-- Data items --

- - -

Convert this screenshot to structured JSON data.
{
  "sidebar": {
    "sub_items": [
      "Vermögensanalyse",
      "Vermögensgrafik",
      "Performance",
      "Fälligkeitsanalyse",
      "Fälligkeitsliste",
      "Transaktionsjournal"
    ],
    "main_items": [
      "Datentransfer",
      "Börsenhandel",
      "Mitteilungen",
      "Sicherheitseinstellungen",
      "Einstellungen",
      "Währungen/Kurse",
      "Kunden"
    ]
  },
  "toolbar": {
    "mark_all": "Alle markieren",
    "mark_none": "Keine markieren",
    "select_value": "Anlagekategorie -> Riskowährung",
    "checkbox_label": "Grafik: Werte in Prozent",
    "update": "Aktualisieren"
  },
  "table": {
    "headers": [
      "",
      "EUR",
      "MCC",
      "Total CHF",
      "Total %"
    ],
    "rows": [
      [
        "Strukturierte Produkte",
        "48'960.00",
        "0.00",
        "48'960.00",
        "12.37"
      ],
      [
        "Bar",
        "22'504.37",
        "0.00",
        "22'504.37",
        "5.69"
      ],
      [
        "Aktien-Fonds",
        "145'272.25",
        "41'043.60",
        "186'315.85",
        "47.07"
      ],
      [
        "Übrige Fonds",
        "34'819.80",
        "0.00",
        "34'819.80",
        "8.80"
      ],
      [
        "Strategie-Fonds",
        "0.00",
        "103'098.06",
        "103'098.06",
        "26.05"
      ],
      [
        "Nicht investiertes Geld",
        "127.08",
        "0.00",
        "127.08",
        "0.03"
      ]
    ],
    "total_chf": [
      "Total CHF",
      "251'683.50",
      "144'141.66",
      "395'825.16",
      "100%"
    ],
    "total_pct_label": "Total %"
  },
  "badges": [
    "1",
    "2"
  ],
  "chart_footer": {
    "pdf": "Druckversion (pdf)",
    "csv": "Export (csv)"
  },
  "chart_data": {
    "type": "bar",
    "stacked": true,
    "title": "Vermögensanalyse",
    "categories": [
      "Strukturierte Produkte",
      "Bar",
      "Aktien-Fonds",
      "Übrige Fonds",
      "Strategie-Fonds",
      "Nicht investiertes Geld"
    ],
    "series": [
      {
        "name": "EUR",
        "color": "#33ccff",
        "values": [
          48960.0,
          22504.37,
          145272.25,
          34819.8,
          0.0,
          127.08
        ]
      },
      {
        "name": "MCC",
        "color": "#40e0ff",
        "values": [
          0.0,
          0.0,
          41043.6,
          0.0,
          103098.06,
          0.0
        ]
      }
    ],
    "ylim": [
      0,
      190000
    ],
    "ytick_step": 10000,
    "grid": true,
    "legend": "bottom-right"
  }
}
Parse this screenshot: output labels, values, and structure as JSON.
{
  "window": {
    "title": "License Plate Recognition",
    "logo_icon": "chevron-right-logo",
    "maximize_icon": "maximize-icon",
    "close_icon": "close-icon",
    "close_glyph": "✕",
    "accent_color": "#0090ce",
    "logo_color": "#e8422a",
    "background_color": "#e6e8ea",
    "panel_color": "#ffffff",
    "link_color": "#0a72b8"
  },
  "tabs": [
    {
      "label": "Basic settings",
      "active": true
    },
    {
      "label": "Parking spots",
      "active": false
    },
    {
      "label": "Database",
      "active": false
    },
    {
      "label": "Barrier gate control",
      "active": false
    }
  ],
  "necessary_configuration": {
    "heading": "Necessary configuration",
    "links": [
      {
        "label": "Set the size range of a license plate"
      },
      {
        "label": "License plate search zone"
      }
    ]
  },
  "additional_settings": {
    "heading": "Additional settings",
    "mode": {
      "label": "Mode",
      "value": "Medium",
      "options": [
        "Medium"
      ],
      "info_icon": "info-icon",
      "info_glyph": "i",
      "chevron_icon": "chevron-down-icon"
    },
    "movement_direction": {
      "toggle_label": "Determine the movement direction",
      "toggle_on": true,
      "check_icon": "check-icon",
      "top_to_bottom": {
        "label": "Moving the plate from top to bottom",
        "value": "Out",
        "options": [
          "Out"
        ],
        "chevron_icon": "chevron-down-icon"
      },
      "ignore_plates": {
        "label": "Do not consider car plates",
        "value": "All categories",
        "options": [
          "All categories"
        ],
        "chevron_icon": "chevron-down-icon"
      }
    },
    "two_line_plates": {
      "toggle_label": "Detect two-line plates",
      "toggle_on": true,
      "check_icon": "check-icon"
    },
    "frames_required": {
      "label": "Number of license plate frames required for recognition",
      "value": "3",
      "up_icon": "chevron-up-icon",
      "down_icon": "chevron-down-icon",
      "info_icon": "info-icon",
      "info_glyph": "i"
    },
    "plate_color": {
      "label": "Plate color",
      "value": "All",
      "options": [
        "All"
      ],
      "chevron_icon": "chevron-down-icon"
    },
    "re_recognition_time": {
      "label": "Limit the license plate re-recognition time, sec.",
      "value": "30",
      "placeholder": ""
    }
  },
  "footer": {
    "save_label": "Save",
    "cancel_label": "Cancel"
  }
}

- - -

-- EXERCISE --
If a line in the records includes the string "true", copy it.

-- SOLUTION FOR THIS PROBLEM --
    "stacked": true,
    "grid": true,
      "active": true
      "toggle_on": true,
      "toggle_on": true,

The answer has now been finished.